Life, Soul, and Revolution: Celebrating the Timelessness of Nina Simone
A beautiful cultural movement brewed in the wake of the world’s overwhelming ugliness. The longstanding physical and ideological concept of “blackness” transformed and shifted into a new and growing love, passion, respect, and power for being black, especially a black woman.
The Black is Beautiful cultural movement contrived an awakening for society in the 1960s—a movement started in South Africa that fueled the change and challenged the perception of black beauty. The movement soon heightened and became a catalyst for change in America after the Civil Rights movement had ended. The Black is Beautiful cultural movement also aligned with the brewing Black Power movement. In the late 1960s, black people proclaimed their blackness unapologetically.
Beautiful and vibrant colors from the motherland adorned their skin as they proudly exclaimed, “Black is beautiful! ”and “Black power!” Their hair was their own—natural and free. Their minds were their own. Their lives were their own. They found beauty and power in the alleged ugliness and inferiority that society and media outlets manipulated as blackness. The music back then gave rise to social change. The music was revolutionary.
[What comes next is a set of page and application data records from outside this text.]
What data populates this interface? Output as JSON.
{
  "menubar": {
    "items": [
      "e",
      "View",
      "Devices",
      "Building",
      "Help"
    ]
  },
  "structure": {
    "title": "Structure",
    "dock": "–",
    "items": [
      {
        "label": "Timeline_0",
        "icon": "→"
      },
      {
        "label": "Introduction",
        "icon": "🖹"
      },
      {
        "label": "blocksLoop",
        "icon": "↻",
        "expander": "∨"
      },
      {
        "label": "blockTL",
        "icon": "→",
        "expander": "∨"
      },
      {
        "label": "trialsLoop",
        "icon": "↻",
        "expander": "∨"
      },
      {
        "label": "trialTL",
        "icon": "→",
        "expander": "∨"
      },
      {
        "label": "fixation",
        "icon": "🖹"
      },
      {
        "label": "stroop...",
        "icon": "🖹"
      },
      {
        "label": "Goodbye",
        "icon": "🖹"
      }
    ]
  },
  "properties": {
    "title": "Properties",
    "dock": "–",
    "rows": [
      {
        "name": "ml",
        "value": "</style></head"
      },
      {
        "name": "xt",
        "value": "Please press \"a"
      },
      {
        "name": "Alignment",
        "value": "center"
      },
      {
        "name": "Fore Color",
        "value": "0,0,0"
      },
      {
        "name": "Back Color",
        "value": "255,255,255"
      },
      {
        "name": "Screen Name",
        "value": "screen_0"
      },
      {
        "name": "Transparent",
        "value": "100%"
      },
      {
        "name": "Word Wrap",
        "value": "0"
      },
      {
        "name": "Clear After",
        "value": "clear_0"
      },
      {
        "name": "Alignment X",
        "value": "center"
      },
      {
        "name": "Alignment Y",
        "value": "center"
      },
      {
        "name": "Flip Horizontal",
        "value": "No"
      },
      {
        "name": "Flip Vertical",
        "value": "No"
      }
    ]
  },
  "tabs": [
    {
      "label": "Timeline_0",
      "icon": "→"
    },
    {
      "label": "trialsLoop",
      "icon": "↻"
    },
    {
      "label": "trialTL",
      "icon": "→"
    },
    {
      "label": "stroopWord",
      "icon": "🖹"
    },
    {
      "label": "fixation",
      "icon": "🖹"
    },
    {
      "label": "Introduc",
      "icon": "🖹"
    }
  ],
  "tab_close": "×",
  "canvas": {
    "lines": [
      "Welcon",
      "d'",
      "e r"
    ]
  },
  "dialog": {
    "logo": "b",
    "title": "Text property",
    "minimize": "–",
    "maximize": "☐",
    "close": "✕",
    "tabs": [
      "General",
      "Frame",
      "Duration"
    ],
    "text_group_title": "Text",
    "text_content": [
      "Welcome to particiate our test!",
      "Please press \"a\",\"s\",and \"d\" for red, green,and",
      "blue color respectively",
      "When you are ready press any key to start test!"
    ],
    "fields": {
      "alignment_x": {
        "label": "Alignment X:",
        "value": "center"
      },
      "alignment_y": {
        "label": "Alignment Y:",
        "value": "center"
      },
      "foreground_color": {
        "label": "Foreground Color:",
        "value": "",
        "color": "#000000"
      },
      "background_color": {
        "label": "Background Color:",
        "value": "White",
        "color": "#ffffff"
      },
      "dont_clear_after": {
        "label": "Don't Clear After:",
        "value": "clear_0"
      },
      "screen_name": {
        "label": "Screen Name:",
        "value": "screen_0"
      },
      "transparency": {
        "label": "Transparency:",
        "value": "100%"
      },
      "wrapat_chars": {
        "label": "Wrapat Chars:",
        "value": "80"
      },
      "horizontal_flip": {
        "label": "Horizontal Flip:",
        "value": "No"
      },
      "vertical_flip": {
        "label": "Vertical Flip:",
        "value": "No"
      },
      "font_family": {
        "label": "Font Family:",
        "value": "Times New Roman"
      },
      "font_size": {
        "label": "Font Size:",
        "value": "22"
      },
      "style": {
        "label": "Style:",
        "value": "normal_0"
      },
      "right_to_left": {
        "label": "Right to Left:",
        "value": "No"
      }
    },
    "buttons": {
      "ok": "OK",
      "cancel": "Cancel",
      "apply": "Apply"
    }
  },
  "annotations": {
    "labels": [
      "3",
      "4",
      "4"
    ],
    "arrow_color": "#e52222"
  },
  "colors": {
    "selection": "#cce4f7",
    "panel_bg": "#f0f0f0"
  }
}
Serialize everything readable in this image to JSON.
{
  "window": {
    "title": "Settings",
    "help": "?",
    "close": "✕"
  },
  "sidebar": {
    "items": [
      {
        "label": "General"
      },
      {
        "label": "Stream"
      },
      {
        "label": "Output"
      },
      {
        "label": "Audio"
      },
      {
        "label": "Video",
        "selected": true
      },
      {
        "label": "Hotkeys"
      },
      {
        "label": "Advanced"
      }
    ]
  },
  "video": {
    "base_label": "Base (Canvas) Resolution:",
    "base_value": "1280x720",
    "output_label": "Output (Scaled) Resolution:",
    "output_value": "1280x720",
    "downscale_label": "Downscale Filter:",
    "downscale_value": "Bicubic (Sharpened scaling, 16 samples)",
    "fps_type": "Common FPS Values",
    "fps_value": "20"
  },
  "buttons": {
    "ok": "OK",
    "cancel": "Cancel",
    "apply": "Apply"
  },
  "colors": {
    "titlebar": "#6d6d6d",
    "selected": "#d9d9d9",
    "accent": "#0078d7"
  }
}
Music was and still remains one of the most instrumental platforms to dismantle society’s perceptions and misconceived notions of blackness.